[Opening The records section]

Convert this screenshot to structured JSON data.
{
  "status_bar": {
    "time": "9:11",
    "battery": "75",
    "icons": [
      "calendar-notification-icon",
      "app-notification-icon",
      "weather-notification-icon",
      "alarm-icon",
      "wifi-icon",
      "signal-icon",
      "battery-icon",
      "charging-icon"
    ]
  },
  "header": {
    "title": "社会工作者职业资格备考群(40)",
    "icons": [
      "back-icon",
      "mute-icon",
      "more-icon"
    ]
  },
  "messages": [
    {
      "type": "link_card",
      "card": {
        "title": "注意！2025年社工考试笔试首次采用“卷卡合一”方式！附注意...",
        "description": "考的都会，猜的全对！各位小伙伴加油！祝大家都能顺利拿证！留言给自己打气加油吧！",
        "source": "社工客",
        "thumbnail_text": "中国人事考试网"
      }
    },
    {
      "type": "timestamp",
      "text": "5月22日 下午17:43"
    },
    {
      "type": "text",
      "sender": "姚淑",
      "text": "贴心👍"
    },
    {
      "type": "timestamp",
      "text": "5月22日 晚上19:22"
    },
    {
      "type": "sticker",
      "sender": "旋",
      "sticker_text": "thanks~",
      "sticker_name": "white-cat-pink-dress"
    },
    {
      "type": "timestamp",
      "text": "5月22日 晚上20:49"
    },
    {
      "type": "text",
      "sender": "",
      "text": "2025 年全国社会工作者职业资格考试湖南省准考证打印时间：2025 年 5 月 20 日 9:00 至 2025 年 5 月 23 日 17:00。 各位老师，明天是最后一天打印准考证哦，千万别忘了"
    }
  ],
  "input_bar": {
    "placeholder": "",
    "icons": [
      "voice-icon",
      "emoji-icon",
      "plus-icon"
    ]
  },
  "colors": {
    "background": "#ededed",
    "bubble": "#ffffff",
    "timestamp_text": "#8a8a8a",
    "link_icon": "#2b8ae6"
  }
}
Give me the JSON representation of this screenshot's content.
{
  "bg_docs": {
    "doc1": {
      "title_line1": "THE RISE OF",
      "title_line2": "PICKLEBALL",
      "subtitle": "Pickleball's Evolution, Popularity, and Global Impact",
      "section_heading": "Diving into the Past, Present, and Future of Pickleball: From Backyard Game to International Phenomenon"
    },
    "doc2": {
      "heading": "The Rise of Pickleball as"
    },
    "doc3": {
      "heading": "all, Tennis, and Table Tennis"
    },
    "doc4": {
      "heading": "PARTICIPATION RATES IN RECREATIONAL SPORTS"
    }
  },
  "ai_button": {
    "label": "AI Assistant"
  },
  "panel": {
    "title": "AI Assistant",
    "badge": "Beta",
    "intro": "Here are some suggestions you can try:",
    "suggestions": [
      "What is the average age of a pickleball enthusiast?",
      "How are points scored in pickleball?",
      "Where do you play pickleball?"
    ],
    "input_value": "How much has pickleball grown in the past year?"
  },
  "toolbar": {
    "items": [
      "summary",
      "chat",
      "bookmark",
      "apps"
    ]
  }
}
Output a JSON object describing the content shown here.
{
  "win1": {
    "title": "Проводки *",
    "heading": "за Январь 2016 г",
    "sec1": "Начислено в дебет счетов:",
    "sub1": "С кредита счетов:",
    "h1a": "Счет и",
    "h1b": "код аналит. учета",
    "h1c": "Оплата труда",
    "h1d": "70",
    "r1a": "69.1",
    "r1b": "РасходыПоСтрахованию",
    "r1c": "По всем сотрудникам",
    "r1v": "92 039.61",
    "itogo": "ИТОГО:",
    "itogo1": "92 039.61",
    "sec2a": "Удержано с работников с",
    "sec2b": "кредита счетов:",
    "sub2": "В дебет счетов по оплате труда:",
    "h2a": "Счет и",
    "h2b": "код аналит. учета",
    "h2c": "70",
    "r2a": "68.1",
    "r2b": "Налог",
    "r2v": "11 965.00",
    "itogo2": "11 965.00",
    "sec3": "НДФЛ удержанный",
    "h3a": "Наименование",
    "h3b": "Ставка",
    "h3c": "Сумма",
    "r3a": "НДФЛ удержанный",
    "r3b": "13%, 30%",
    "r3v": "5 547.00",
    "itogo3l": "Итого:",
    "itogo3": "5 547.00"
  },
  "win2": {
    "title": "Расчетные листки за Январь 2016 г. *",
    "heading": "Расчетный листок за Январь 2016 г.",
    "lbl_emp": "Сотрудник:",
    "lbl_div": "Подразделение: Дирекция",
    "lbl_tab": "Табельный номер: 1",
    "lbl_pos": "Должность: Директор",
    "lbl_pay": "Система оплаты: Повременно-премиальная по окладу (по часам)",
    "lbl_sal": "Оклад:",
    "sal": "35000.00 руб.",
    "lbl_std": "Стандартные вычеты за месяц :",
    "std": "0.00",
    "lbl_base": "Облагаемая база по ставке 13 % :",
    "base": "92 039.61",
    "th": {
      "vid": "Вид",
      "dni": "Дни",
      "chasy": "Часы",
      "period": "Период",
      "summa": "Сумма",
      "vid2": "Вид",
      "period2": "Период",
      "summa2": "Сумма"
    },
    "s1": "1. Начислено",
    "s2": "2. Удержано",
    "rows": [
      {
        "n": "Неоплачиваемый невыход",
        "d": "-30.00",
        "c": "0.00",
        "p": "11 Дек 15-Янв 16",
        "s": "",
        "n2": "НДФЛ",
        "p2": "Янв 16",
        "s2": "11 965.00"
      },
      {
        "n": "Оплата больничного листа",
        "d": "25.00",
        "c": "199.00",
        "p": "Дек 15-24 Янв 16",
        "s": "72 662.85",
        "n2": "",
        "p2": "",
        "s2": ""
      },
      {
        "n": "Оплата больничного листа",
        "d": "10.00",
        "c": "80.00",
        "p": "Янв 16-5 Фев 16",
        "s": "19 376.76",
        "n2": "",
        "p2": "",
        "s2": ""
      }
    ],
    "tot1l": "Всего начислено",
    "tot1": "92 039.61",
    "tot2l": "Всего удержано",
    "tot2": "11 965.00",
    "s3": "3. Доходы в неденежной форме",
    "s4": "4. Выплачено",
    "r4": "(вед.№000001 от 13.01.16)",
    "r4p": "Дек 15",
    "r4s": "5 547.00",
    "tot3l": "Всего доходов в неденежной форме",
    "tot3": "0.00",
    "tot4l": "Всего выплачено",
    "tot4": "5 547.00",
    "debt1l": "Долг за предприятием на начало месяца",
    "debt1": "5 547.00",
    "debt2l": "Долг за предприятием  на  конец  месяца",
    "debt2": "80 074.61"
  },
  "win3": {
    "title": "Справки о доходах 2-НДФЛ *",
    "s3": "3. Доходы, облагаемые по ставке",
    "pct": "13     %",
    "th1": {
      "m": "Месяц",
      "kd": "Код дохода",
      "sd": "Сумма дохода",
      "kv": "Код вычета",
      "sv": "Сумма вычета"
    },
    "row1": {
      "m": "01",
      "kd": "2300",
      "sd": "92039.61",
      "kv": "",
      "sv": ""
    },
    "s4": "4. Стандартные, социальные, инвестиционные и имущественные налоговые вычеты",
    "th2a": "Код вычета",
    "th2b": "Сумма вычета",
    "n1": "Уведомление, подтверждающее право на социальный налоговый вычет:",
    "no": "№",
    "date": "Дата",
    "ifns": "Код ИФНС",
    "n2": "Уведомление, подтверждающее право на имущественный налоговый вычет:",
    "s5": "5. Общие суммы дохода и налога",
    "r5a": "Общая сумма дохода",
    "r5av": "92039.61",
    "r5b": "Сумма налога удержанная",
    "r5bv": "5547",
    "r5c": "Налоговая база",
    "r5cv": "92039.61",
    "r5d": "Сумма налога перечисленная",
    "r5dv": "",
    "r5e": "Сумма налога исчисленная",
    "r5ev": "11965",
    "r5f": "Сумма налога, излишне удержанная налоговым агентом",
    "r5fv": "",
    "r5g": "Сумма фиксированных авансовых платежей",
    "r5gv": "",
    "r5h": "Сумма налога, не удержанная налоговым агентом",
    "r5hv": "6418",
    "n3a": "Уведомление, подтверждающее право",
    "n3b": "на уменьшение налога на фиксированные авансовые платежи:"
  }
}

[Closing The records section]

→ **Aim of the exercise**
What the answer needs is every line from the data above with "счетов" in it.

→ **Task response**
    "sec1": "Начислено в дебет счетов:",
    "sub1": "С кредита счетов:",
    "sec2b": "кредита счетов:",
    "sub2": "В дебет счетов по оплате труда:",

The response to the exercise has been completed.